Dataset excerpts
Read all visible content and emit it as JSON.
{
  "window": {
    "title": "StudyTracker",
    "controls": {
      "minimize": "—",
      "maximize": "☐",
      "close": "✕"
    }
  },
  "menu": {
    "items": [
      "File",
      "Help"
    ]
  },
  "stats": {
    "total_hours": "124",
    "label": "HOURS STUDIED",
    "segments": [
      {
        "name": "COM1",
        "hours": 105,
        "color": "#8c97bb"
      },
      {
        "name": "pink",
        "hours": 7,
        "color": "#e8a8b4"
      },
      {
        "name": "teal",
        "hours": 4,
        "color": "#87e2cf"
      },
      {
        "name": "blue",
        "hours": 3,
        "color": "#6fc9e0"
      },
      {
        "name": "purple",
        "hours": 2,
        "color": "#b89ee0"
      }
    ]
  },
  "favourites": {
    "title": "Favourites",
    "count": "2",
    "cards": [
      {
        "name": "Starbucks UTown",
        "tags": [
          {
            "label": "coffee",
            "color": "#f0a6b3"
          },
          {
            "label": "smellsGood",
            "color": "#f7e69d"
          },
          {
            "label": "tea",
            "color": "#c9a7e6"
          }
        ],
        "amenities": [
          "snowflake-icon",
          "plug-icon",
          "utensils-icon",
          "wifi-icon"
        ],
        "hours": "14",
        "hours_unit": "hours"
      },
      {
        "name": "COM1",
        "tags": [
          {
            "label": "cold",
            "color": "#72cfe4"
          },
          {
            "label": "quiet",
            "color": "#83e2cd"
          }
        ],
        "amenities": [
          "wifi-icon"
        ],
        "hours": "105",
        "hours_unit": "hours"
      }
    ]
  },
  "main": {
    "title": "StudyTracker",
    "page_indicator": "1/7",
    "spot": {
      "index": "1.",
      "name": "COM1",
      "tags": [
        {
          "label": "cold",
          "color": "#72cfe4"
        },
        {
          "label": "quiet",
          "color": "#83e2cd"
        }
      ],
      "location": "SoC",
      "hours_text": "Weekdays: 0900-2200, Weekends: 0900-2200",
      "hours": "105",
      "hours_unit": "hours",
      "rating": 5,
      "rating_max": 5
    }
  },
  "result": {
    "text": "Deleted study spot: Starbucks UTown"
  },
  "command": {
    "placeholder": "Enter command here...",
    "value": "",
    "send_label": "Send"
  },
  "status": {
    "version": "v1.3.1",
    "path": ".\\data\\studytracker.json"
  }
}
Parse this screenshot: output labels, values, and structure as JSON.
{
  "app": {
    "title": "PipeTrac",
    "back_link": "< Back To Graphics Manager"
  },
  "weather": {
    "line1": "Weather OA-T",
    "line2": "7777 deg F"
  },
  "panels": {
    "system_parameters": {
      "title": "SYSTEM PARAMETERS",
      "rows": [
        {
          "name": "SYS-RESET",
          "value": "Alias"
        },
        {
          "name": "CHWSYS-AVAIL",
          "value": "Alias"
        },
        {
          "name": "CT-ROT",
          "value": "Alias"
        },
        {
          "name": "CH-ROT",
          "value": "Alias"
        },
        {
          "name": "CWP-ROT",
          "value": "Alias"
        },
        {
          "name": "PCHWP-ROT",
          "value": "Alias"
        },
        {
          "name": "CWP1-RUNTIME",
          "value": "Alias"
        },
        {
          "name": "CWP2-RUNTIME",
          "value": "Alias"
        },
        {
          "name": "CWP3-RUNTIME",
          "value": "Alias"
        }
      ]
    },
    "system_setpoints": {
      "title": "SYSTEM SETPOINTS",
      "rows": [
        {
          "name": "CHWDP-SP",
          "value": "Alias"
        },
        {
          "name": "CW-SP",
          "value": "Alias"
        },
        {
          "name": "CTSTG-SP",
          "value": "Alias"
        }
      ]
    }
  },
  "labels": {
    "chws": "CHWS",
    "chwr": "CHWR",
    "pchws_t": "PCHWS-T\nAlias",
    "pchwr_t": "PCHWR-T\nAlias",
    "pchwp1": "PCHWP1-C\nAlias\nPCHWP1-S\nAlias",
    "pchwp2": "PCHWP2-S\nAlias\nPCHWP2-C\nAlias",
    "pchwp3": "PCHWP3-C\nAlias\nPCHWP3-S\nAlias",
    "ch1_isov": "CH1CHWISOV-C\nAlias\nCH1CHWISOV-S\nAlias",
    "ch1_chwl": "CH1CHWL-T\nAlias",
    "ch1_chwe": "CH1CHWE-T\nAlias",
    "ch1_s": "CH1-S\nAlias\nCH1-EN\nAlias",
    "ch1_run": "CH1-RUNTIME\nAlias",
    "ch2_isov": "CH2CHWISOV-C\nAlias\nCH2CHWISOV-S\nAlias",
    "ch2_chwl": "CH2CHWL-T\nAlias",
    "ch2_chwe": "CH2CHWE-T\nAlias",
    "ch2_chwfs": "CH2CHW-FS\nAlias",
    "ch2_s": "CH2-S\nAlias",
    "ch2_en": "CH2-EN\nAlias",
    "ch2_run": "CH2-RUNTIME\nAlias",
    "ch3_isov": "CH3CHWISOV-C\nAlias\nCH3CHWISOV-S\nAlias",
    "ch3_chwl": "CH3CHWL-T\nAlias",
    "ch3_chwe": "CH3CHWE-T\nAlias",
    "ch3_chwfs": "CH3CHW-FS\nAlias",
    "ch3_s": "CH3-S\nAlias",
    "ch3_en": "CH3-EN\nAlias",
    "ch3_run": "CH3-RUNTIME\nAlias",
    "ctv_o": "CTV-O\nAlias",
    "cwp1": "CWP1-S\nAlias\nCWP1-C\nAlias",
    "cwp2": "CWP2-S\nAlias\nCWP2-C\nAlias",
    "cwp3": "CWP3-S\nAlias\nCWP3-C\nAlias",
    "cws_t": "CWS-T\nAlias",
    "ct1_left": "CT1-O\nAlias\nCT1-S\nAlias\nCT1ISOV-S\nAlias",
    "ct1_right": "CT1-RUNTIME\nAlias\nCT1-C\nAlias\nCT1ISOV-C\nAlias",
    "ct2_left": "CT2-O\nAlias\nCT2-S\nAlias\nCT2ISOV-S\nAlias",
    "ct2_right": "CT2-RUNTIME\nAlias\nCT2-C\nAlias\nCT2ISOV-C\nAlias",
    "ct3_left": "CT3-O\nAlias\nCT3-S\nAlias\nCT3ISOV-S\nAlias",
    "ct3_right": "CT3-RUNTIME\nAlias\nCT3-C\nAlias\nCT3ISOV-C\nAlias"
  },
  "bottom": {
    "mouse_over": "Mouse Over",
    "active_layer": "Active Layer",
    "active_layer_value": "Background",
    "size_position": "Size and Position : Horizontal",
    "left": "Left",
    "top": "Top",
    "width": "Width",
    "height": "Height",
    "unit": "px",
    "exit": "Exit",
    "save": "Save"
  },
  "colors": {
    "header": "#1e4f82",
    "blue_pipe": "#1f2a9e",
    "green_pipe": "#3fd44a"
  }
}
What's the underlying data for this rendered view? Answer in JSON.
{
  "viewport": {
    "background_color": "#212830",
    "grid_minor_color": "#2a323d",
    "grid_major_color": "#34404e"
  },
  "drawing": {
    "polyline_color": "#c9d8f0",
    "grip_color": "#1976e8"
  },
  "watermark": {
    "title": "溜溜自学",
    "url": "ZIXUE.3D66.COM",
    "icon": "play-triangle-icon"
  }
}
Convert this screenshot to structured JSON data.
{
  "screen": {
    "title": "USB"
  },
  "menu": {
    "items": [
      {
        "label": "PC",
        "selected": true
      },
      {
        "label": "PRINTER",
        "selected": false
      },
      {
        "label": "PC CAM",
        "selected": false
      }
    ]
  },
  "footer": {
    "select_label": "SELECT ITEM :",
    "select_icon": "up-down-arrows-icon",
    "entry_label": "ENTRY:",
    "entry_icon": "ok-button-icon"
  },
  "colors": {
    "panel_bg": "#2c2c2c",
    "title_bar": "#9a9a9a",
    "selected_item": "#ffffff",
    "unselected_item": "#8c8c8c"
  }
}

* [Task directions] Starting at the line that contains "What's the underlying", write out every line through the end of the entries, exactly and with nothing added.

* [Answer for the task]
What's the underlying data for this rendered view? Answer in JSON.
{
  "viewport": {
    "background_color": "#212830",
    "grid_minor_color": "#2a323d",
    "grid_major_color": "#34404e"
  },
  "drawing": {
    "polyline_color": "#c9d8f0",
    "grip_color": "#1976e8"
  },
  "watermark": {
    "title": "溜溜自学",
    "url": "ZIXUE.3D66.COM",
    "icon": "play-triangle-icon"
  }
}
Convert this screenshot to structured JSON data.
{
  "screen": {
    "title": "USB"
  },
  "menu": {
    "items": [
      {
        "label": "PC",
        "selected": true
      },
      {
        "label": "PRINTER",
        "selected": false
      },
      {
        "label": "PC CAM",
        "selected": false
      }
    ]
  },
  "footer": {
    "select_label": "SELECT ITEM :",
    "select_icon": "up-down-arrows-icon",
    "entry_label": "ENTRY:",
    "entry_icon": "ok-button-icon"
  },
  "colors": {
    "panel_bg": "#2c2c2c",
    "title_bar": "#9a9a9a",
    "selected_item": "#ffffff",
    "unselected_item": "#8c8c8c"
  }
}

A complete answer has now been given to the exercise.